Directions: Every line of the material should be output exactly as written.

-- Data records follows --

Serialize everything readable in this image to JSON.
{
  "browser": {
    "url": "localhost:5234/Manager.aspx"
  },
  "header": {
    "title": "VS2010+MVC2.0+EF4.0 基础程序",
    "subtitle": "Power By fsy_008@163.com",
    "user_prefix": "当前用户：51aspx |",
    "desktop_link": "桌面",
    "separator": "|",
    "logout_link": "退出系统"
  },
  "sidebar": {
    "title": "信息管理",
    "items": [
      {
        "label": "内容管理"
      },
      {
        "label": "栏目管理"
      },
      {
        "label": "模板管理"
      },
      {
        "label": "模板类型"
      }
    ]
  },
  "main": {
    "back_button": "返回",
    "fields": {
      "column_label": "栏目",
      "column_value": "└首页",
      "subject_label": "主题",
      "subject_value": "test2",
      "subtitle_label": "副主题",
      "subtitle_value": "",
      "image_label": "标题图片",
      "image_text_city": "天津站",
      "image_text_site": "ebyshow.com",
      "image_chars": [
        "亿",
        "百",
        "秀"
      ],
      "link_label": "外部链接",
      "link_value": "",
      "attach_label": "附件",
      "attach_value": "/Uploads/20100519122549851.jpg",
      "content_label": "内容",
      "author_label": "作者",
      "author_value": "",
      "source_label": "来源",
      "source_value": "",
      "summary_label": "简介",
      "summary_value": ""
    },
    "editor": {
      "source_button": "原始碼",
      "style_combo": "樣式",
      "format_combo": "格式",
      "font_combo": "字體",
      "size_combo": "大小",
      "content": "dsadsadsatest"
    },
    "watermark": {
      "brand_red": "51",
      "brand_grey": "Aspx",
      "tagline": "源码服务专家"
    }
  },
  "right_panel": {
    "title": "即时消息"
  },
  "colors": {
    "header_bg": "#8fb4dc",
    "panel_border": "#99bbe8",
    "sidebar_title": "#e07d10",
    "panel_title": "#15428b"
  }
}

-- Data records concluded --

Response area:
Serialize everything readable in this image to JSON.
{
  "browser": {
    "url": "localhost:5234/Manager.aspx"
  },
  "header": {
    "title": "VS2010+MVC2.0+EF4.0 基础程序",
    "subtitle": "Power By fsy_008@163.com",
    "user_prefix": "当前用户：51aspx |",
    "desktop_link": "桌面",
    "separator": "|",
    "logout_link": "退出系统"
  },
  "sidebar": {
    "title": "信息管理",
    "items": [
      {
        "label": "内容管理"
      },
      {
        "label": "栏目管理"
      },
      {
        "label": "模板管理"
      },
      {
        "label": "模板类型"
      }
    ]
  },
  "main": {
    "back_button": "返回",
    "fields": {
      "column_label": "栏目",
      "column_value": "└首页",
      "subject_label": "主题",
      "subject_value": "test2",
      "subtitle_label": "副主题",
      "subtitle_value": "",
      "image_label": "标题图片",
      "image_text_city": "天津站",
      "image_text_site": "ebyshow.com",
      "image_chars": [
        "亿",
        "百",
        "秀"
      ],
      "link_label": "外部链接",
      "link_value": "",
      "attach_label": "附件",
      "attach_value": "/Uploads/20100519122549851.jpg",
      "content_label": "内容",
      "author_label": "作者",
      "author_value": "",
      "source_label": "来源",
      "source_value": "",
      "summary_label": "简介",
      "summary_value": ""
    },
    "editor": {
      "source_button": "原始碼",
      "style_combo": "樣式",
      "format_combo": "格式",
      "font_combo": "字體",
      "size_combo": "大小",
      "content": "dsadsadsatest"
    },
    "watermark": {
      "brand_red": "51",
      "brand_grey": "Aspx",
      "tagline": "源码服务专家"
    }
  },
  "right_panel": {
    "title": "即时消息"
  },
  "colors": {
    "header_bg": "#8fb4dc",
    "panel_border": "#99bbe8",
    "sidebar_title": "#e07d10",
    "panel_title": "#15428b"
  }
}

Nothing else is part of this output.